Getting Admitted

Getting Admitted

 
Your experience at the hospital will vary depending on your insurance, the hospital, the time of the day, your symptoms, if you are admitted involuntarily and if you are already on medications. But just because you make it to the hospital does not mean that you or your loved one will be admitted. For example, if you are already on medications, the hospital staff may call your outpatient treatment team for information, make adjustments and send you home with a follow-up appointment. However, while at the hospital waiting to be seen keep a few things in mind (again this list will vary).
 
1. You may be seen in the emergency room first unless previous arrangements were made or you are in a place like the District of Columbia that has a comprehensive psychiatric emergency admission hospital.
2. You may have a long wait (but don’t let that discourage you)
3. You will be asked many questions so be patient and if possible know what medications you or your loved one is taking
4. The first Doctor you may see may not be a Psychiatrist, many times the Psychiatrist will have to be called to the emergency room for an evaluation. So be prepared to tell your story more than one time.
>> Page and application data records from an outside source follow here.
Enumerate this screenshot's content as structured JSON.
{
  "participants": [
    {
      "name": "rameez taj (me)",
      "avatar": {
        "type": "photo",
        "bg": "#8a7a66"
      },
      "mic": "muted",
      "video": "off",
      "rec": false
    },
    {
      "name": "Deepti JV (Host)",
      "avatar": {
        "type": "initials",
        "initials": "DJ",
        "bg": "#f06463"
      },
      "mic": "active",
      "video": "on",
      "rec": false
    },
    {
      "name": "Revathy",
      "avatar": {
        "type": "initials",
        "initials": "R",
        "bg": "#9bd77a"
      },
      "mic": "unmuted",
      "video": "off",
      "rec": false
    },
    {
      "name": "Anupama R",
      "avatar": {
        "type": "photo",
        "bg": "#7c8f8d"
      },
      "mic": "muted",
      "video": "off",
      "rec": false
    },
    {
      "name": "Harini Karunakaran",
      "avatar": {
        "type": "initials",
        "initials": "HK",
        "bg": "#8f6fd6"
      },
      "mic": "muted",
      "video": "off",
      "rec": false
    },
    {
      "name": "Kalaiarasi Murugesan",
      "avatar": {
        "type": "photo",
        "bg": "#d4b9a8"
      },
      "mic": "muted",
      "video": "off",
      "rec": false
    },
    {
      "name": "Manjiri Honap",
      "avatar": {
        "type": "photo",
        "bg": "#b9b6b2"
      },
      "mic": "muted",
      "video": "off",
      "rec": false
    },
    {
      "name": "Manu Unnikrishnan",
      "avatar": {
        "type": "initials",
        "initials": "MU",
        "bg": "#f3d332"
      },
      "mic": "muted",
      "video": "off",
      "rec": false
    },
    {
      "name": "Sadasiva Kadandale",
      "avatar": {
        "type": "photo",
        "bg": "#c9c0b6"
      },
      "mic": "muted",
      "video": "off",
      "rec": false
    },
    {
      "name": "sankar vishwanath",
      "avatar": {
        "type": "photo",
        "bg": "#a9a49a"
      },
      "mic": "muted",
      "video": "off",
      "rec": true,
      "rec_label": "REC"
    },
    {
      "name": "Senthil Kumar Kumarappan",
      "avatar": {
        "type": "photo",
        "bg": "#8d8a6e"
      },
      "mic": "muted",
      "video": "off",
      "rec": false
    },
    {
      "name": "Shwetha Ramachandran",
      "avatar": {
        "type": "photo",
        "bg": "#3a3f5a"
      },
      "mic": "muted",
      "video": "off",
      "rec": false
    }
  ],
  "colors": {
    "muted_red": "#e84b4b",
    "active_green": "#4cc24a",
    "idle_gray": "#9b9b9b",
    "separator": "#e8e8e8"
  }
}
5. Even if you feel that you or your loved one is experiencing a mental health event that requires admission into a hospital, the doctor at the hospital may not feel the same way. So be prepared to make a case. Yes, sometimes you have to make a case for admission. If there are very few beds, if the Doctor thinks that you or your loved one can be stabilized with a medication change and sent back home the same night or you have insurance issues, then you or your loved one may not be admitted.
 
If you feel that admission is needed, then say so, but be prepared to speak to why you are seeking help. Describe the symptoms you are experiencing and explain how those symptoms are negatively impacting your life. In the case of a loved one be able to speak to what you have seen. Unfortunately, many people feel that the only way for them or for someone that they love to be admitted into the hospital is to wait until things get bad or to say that they are suicidal, while this is still very true in some cases, know that there are other ways.
 
For example, if a person already has a chronic health condition, are the symptoms associated with the psychiatric illness such as not taking their medications keeping them from recognizing the need to take their diabetes medication? Are the symptoms of their mental illness causing disruptions to the neighbors or strangers in the area to the point that if not managed could cause harm to your loved one? Is your loved one sleeping and if not what are they doing when they are awake? Are they losing weight? Are they not eating? Do you or your loved one already have a Psychiatrist in the community who could call and coordinate a direct admission on your behalf? Do you have a crisis team in your area (a group of mental health professionals who will respond to you at your home or your location)? The Crisis team can help you to process your symptoms and help to navigate you through the mental health services in your area.
If you are a family member of a loved one, who is currently on a psychiatric ward, visit and be involved. Get to know the treatment team to include the Attending and treating Physician (may or may not be the same person). If possible, ask for a meeting with the Social worker and or Doctor. If a date for a team meeting (a meeting in which all of the professionals involved in your loved one care meet to discuss his or her case) has been set, try to attend. Your input is valuable and can help ensure that the treatment team is focusing on the right goals (your loved one may not be able to articulate their needs clearly).
 
Ask questions about the diagnosis, about the medications, inquire about the discharge plan and if you have concerns, share those concerns with the team. For example, you may feel that your loved one should be in the hospital for longer than two days. If that is the case be prepared to share with the team why you feel that way, let them know what you have been observing. Please understand that the goal of an inpatient hospital stay is to stabilize not to warehouse. Today many inpatient hospitals do not have enough beds to keep people long term and many of the newer psychotropic medications work faster so people can stabilize and can go home quicker.
 
However, you live with your family member, and you know the challenges that you and your loved one will have to face once he or she is discharged. So share those challenges with the team and ask them to help you to develop a realistic plan that takes into account those challenges. For example, if you know that there are limited mental health supports in your area and that the earliest your loved one can get a mental health appointment in the community is three weeks from the discharge date advocate with the inpatient doctor for enough medications to cover the time.